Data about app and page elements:
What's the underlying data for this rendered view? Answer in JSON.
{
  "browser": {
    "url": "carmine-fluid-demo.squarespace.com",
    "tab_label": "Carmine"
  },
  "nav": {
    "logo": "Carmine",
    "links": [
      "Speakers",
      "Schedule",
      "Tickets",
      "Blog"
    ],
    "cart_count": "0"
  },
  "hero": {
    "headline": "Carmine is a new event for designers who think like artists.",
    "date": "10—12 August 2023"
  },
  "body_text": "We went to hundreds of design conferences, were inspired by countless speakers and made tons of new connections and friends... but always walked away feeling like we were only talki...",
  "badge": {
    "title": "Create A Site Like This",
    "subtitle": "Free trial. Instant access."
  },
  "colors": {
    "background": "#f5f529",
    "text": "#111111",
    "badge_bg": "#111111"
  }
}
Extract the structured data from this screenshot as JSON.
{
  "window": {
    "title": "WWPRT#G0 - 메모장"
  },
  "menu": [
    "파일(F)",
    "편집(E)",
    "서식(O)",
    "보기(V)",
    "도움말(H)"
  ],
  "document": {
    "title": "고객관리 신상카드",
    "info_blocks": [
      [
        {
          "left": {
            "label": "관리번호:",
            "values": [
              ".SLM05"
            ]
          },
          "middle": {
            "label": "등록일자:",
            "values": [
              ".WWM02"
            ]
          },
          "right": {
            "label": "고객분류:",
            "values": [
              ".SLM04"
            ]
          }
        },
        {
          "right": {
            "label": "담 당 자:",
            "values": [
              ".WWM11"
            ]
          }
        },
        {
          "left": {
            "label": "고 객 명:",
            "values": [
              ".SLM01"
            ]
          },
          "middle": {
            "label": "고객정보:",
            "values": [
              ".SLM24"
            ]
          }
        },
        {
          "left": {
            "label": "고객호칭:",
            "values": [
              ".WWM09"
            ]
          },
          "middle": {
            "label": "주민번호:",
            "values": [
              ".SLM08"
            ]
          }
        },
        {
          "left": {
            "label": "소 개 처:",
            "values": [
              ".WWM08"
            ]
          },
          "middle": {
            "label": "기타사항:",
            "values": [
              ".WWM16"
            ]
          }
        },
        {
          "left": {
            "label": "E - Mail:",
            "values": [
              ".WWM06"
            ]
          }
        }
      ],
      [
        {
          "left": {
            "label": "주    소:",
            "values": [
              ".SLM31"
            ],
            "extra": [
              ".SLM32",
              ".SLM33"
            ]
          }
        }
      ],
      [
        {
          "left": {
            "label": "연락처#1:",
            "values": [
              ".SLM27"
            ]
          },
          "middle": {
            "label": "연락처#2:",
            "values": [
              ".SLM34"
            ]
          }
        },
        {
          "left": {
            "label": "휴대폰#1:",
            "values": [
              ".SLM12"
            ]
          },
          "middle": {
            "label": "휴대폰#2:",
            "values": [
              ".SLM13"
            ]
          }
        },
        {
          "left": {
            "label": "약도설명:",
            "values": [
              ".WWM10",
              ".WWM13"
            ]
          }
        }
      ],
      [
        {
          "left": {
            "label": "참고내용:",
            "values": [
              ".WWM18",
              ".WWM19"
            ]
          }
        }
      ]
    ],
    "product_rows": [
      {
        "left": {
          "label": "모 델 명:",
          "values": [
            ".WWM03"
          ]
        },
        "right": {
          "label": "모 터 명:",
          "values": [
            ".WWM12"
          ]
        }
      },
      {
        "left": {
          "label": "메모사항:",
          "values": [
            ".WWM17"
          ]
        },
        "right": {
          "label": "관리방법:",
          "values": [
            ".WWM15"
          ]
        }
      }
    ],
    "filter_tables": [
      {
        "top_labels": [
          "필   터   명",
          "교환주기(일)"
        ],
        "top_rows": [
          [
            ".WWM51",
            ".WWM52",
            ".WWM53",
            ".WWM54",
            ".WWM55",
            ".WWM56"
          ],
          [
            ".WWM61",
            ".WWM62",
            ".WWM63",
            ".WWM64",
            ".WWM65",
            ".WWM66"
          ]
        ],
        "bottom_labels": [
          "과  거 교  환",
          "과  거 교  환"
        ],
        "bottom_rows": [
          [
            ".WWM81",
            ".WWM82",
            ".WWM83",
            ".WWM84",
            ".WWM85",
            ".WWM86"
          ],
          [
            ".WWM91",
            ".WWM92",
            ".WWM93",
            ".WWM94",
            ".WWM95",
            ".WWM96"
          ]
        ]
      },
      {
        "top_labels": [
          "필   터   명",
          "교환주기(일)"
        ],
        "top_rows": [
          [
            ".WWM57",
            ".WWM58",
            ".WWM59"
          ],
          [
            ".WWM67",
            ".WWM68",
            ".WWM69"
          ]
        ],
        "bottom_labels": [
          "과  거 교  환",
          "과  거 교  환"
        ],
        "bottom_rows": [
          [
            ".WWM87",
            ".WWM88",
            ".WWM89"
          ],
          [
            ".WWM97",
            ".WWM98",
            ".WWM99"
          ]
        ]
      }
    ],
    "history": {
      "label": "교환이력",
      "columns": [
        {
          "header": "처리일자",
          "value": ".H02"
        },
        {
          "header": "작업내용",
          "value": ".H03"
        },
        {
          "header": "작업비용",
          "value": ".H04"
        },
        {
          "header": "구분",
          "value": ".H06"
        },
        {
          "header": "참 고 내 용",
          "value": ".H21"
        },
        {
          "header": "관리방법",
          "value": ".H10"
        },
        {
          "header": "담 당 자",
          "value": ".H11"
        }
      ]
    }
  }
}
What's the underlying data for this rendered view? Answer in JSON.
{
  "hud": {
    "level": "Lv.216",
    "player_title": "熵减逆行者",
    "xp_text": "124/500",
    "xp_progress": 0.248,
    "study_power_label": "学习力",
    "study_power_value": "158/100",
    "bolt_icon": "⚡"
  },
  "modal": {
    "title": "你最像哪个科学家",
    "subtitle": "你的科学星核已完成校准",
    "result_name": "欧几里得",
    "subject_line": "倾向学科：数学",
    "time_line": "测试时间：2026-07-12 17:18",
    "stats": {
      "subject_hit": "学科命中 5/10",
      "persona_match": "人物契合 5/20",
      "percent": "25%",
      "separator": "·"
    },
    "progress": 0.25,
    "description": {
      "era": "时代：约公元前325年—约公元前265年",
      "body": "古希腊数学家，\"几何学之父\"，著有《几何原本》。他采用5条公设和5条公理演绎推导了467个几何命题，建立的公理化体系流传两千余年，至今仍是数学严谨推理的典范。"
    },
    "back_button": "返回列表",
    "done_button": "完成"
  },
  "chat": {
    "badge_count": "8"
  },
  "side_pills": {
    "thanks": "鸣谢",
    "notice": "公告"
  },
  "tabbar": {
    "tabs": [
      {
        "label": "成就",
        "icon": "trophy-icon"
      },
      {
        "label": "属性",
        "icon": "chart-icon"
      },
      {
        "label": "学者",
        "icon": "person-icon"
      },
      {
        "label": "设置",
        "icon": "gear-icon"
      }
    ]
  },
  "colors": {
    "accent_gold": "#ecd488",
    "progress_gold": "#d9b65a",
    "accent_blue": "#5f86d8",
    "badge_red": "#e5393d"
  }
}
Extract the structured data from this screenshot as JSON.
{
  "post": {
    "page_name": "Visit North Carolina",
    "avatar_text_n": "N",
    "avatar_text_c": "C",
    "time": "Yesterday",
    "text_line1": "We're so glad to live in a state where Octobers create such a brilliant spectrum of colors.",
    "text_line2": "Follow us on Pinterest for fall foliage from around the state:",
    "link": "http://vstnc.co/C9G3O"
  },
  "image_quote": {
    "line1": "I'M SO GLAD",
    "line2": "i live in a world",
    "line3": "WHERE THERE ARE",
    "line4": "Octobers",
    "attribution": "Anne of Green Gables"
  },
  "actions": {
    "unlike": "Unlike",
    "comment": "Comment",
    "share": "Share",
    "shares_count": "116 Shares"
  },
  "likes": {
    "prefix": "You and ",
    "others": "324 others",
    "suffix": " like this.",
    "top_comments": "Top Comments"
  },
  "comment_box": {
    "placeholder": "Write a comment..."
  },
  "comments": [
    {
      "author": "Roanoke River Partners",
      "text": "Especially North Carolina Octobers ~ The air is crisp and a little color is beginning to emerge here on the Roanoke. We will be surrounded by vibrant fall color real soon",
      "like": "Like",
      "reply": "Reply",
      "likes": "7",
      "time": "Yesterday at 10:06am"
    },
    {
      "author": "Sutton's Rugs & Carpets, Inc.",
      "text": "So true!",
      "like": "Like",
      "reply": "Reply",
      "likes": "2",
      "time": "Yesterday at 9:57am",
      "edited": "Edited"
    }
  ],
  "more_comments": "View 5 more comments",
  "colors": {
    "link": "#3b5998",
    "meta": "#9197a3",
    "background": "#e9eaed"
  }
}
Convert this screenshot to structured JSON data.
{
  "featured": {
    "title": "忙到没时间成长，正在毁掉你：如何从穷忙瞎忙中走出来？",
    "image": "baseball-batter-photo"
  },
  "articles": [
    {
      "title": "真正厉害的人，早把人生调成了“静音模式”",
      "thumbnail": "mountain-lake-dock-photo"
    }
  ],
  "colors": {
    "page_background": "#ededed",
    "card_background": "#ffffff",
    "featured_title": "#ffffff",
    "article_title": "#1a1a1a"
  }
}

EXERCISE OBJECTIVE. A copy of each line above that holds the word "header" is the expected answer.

WRITTEN RESPONSE.
          "header": "처리일자",
          "header": "작업내용",
          "header": "작업비용",
          "header": "구분",
          "header": "참 고 내 용",
          "header": "관리방법",
          "header": "담 당 자",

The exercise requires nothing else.